### Prompt:
Each line with the string "icon" is to be copied from the records below.

### Records for the exercise:
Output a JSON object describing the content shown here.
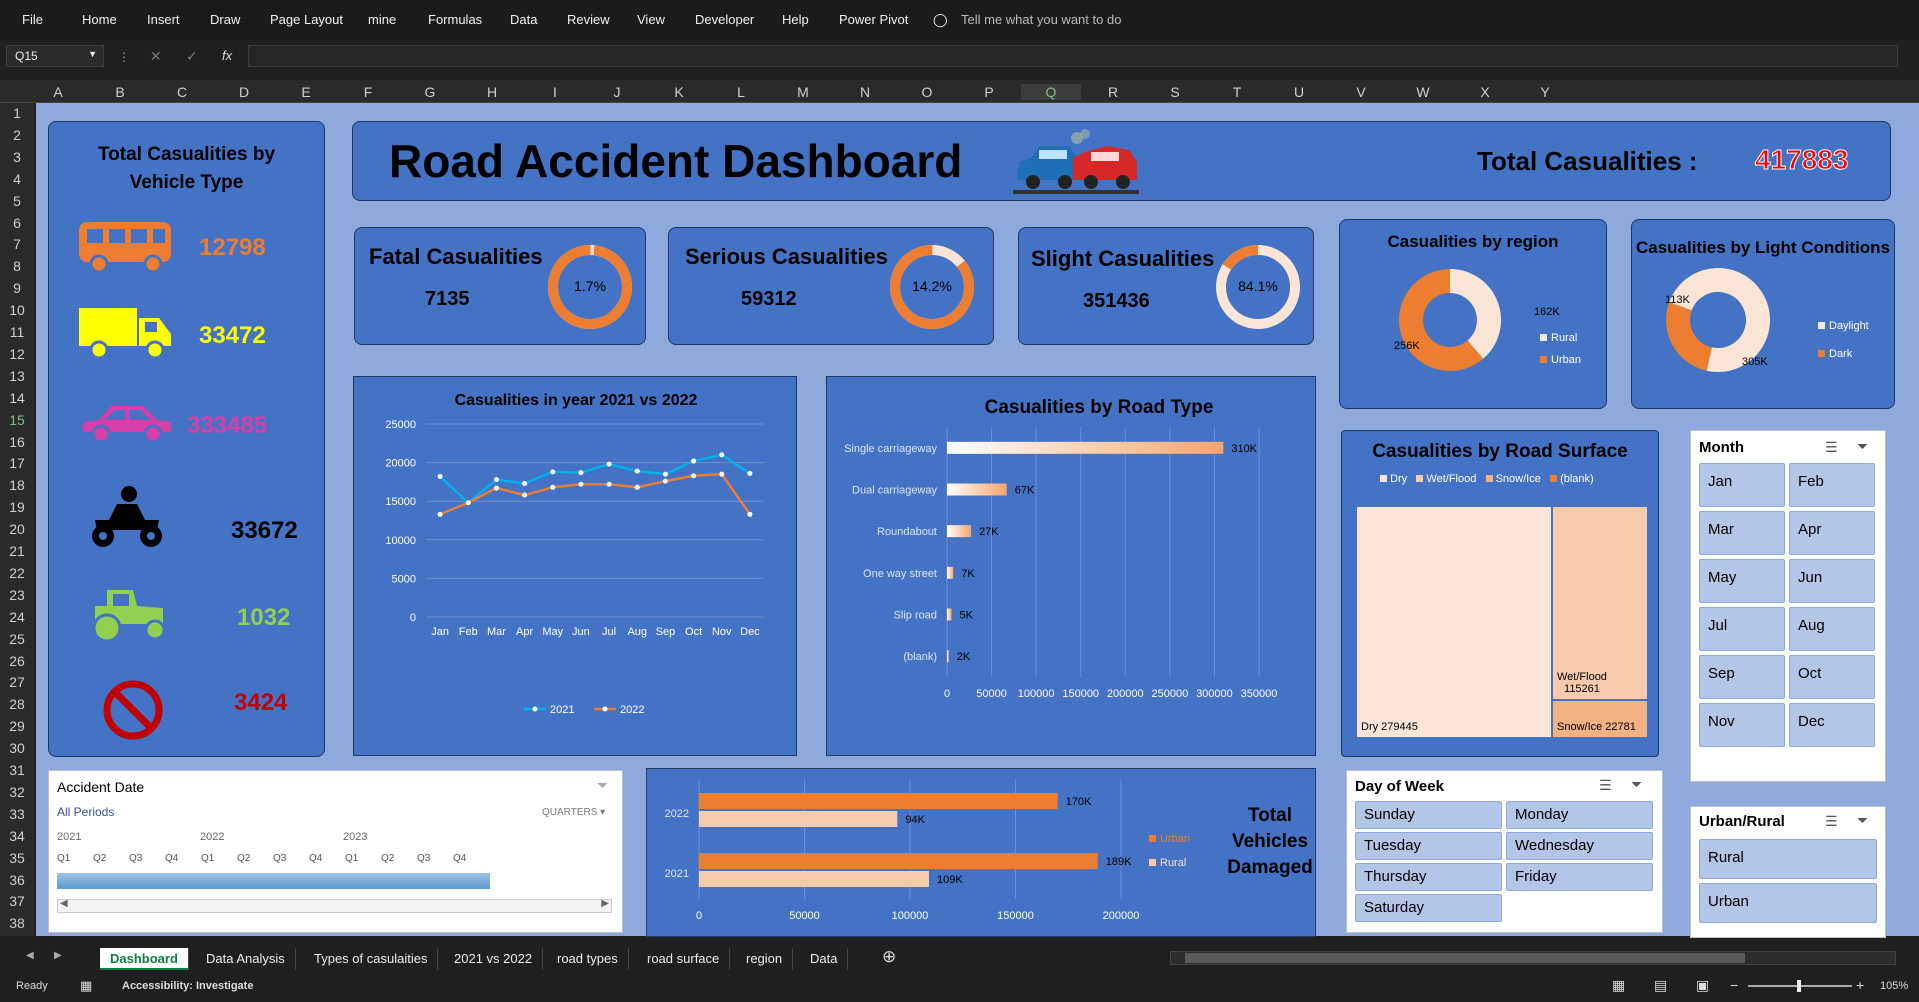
{
  "ribbon": {
    "menu": [
      "File",
      "Home",
      "Insert",
      "Draw",
      "Page Layout",
      "mine",
      "Formulas",
      "Data",
      "Review",
      "View",
      "Developer",
      "Help",
      "Power Pivot"
    ],
    "tell_me": "Tell me what you want to do"
  },
  "formula_bar": {
    "cell_ref": "Q15",
    "fx": "fx",
    "value": ""
  },
  "columns": [
    "A",
    "B",
    "C",
    "D",
    "E",
    "F",
    "G",
    "H",
    "I",
    "J",
    "K",
    "L",
    "M",
    "N",
    "O",
    "P",
    "Q",
    "R",
    "S",
    "T",
    "U",
    "V",
    "W",
    "X",
    "Y"
  ],
  "rows": [
    "1",
    "2",
    "3",
    "4",
    "5",
    "6",
    "7",
    "8",
    "9",
    "10",
    "11",
    "12",
    "13",
    "14",
    "15",
    "16",
    "17",
    "18",
    "19",
    "20",
    "21",
    "22",
    "23",
    "24",
    "25",
    "26",
    "27",
    "28",
    "29",
    "30",
    "31",
    "32",
    "33",
    "34",
    "35",
    "36",
    "37",
    "38"
  ],
  "dashboard": {
    "title": "Road Accident Dashboard",
    "total_label": "Total Casualities :",
    "total_value": "417883"
  },
  "vehicle_panel": {
    "title_line1": "Total Casualities by",
    "title_line2": "Vehicle Type",
    "items": [
      {
        "icon": "bus-icon",
        "value": "12798",
        "color": "#ed7d31"
      },
      {
        "icon": "truck-icon",
        "value": "33472",
        "color": "#ffff00"
      },
      {
        "icon": "car-icon",
        "value": "333485",
        "color": "#d63ea8"
      },
      {
        "icon": "motorcycle-icon",
        "value": "33672",
        "color": "#000000"
      },
      {
        "icon": "tractor-icon",
        "value": "1032",
        "color": "#92d050"
      },
      {
        "icon": "no-entry-icon",
        "value": "3424",
        "color": "#c00000"
      }
    ]
  },
  "kpis": [
    {
      "label": "Fatal Casualities",
      "value": "7135",
      "pct": "1.7%",
      "fraction": 0.017
    },
    {
      "label": "Serious Casualities",
      "value": "59312",
      "pct": "14.2%",
      "fraction": 0.142
    },
    {
      "label": "Slight Casualities",
      "value": "351436",
      "pct": "84.1%",
      "fraction": 0.841
    }
  ],
  "region_panel": {
    "title": "Casualities by region",
    "labels": [
      "162K",
      "256K"
    ],
    "legend": [
      "Rural",
      "Urban"
    ]
  },
  "light_panel": {
    "title": "Casualities by Light Conditions",
    "labels": [
      "113K",
      "305K"
    ],
    "legend": [
      "Daylight",
      "Dark"
    ]
  },
  "road_surface": {
    "title": "Casualities by Road Surface",
    "legend": [
      "Dry",
      "Wet/Flood",
      "Snow/Ice",
      "(blank)"
    ],
    "labels": {
      "dry": "Dry 279445",
      "wet_name": "Wet/Flood",
      "wet_value": "115261",
      "snow": "Snow/Ice 22781"
    }
  },
  "month_slicer": {
    "title": "Month",
    "items": [
      "Jan",
      "Feb",
      "Mar",
      "Apr",
      "May",
      "Jun",
      "Jul",
      "Aug",
      "Sep",
      "Oct",
      "Nov",
      "Dec"
    ]
  },
  "urban_slicer": {
    "title": "Urban/Rural",
    "items": [
      "Rural",
      "Urban"
    ]
  },
  "dow_slicer": {
    "title": "Day of Week",
    "items": [
      "Sunday",
      "Monday",
      "Tuesday",
      "Wednesday",
      "Thursday",
      "Friday",
      "Saturday"
    ]
  },
  "timeline": {
    "title": "Accident Date",
    "period": "All Periods",
    "unit": "QUARTERS",
    "years": [
      "2021",
      "2022",
      "2023"
    ],
    "quarters": [
      "Q1",
      "Q2",
      "Q3",
      "Q4",
      "Q1",
      "Q2",
      "Q3",
      "Q4",
      "Q1",
      "Q2",
      "Q3",
      "Q4"
    ]
  },
  "vehicles_damaged": {
    "title_lines": [
      "Total",
      "Vehicles",
      "Damaged"
    ]
  },
  "sheet_tabs": [
    "Dashboard",
    "Data Analysis",
    "Types of casulaities",
    "2021 vs 2022",
    "road types",
    "road surface",
    "region",
    "Data"
  ],
  "status": {
    "ready": "Ready",
    "accessibility": "Accessibility: Investigate",
    "zoom": "105%"
  },
  "chart_data": [
    {
      "type": "line",
      "title": "Casualities in year 2021 vs 2022",
      "categories": [
        "Jan",
        "Feb",
        "Mar",
        "Apr",
        "May",
        "Jun",
        "Jul",
        "Aug",
        "Sep",
        "Oct",
        "Nov",
        "Dec"
      ],
      "series": [
        {
          "name": "2021",
          "color": "#00b0f0",
          "values": [
            18200,
            14800,
            17800,
            17300,
            18800,
            18700,
            19800,
            18900,
            18500,
            20200,
            21000,
            18600
          ]
        },
        {
          "name": "2022",
          "color": "#ed7d31",
          "values": [
            13300,
            14800,
            16700,
            15800,
            16800,
            17200,
            17200,
            16800,
            17600,
            18300,
            18500,
            13300
          ]
        }
      ],
      "ylim": [
        0,
        25000
      ],
      "yticks": [
        0,
        5000,
        10000,
        15000,
        20000,
        25000
      ],
      "grid": true,
      "legend": "bottom"
    },
    {
      "type": "bar",
      "orientation": "horizontal",
      "title": "Casualities by Road Type",
      "categories": [
        "Single carriageway",
        "Dual carriageway",
        "Roundabout",
        "One way street",
        "Slip road",
        "(blank)"
      ],
      "values": [
        310000,
        67000,
        27000,
        7000,
        5000,
        2000
      ],
      "data_labels": [
        "310K",
        "67K",
        "27K",
        "7K",
        "5K",
        "2K"
      ],
      "xlim": [
        0,
        350000
      ],
      "xticks": [
        0,
        50000,
        100000,
        150000,
        200000,
        250000,
        300000,
        350000
      ],
      "grid": true
    },
    {
      "type": "bar",
      "orientation": "horizontal",
      "categories": [
        "2022",
        "2021"
      ],
      "series": [
        {
          "name": "Urban",
          "color": "#ed7d31",
          "values": [
            170000,
            189000
          ],
          "data_labels": [
            "170K",
            "189K"
          ]
        },
        {
          "name": "Rural",
          "color": "#f8cbad",
          "values": [
            94000,
            109000
          ],
          "data_labels": [
            "94K",
            "109K"
          ]
        }
      ],
      "xlim": [
        0,
        200000
      ],
      "xticks": [
        0,
        50000,
        100000,
        150000,
        200000
      ],
      "grid": true,
      "legend": "right"
    },
    {
      "type": "pie",
      "title": "Casualities by region",
      "categories": [
        "Rural",
        "Urban"
      ],
      "values": [
        162000,
        256000
      ]
    },
    {
      "type": "pie",
      "title": "Casualities by Light Conditions",
      "categories": [
        "Daylight",
        "Dark"
      ],
      "values": [
        305000,
        113000
      ]
    },
    {
      "type": "heatmap",
      "title": "Casualities by Road Surface",
      "categories": [
        "Dry",
        "Wet/Flood",
        "Snow/Ice"
      ],
      "values": [
        279445,
        115261,
        22781
      ]
    }
  ]
}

### Answer area:
        "icon": "bus-icon",
        "icon": "truck-icon",
        "icon": "car-icon",
        "icon": "motorcycle-icon",
        "icon": "tractor-icon",
        "icon": "no-entry-icon",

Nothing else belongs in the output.